“The story was pushed up the line, then back down the line, then under a rug somewhere until it was forgotten. But I remembered it.”
“How did you know about it?” The Lieutenant asked.
“That’s what I do,” She answered.
She pressed the button on the remote again, and an image of an old weathered newspaper article appeared. She zoomed until they could all read it. It was from the Dallas Morning News, dated April 19, 1897. The article described a UFO incident in which the craft struck a windmill and crashed on the property of a farmer. The article stated that a pilot, who seemed to be from another planet, had been in the ship and died in the crash and was buried at a local cemetery.
“I’ve heard of this,” One of the men at the table said. “It wasn’t Roswell material though.”
“No,” Dr. Gaston said. “It wasn’t. Maybe because it was fifty years earlier. The story goes, they ended up taking the remnants of the ship this pilot was in and dumping it down a well. Which tells me the craft was small.”

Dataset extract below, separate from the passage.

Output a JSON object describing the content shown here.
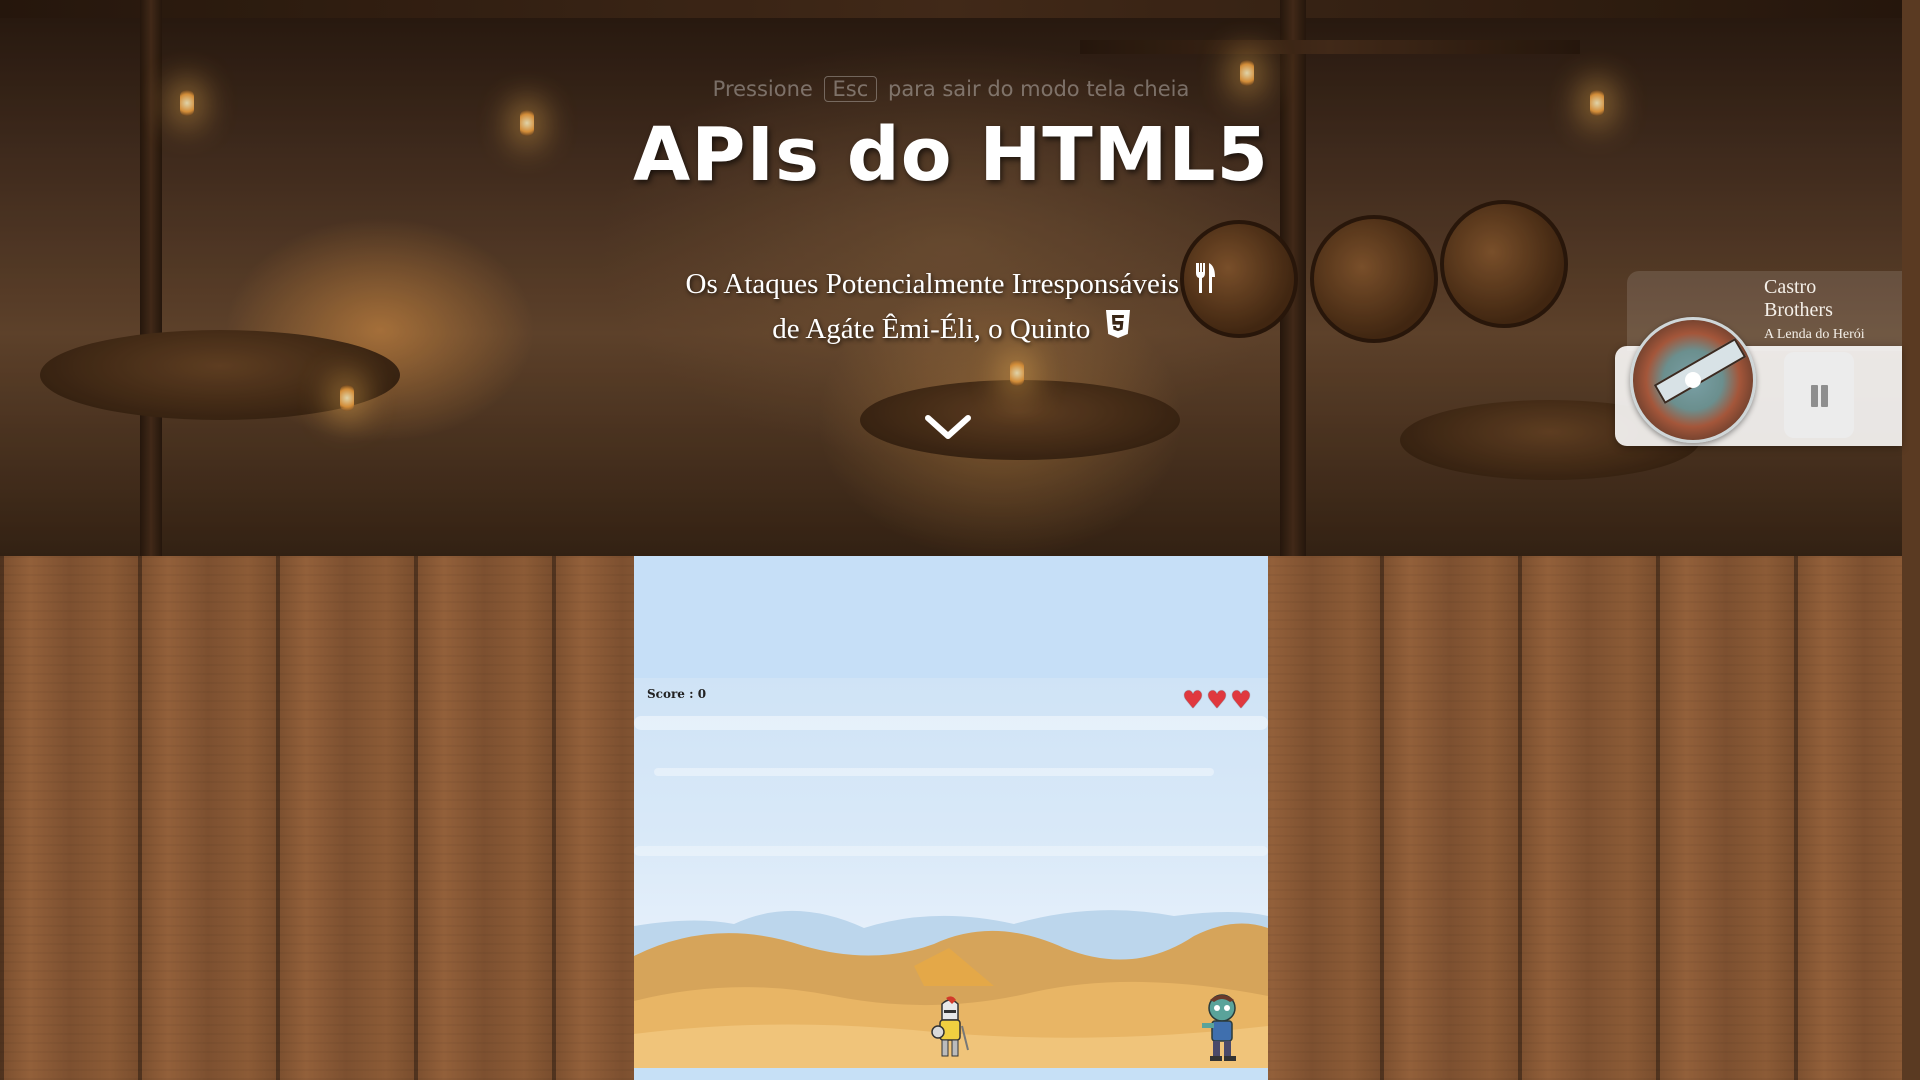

“You don’t think there’s something to this do you, Doctor?” One of the women asked.
“I don’t take anything lightly, but I never gave this much thought. I had watched a video of Mr. Shoemacher’s granddaughter, Margaret Snelling, reading his death bed confession seven or eight years ago, and I remembered it after watching Will Robinson talk in his sleep.” Gaston pressed the button on the remote and a video appeared of an elderly woman, sharply dressed, sitting at a table, holding a few sheets of faded notebook paper.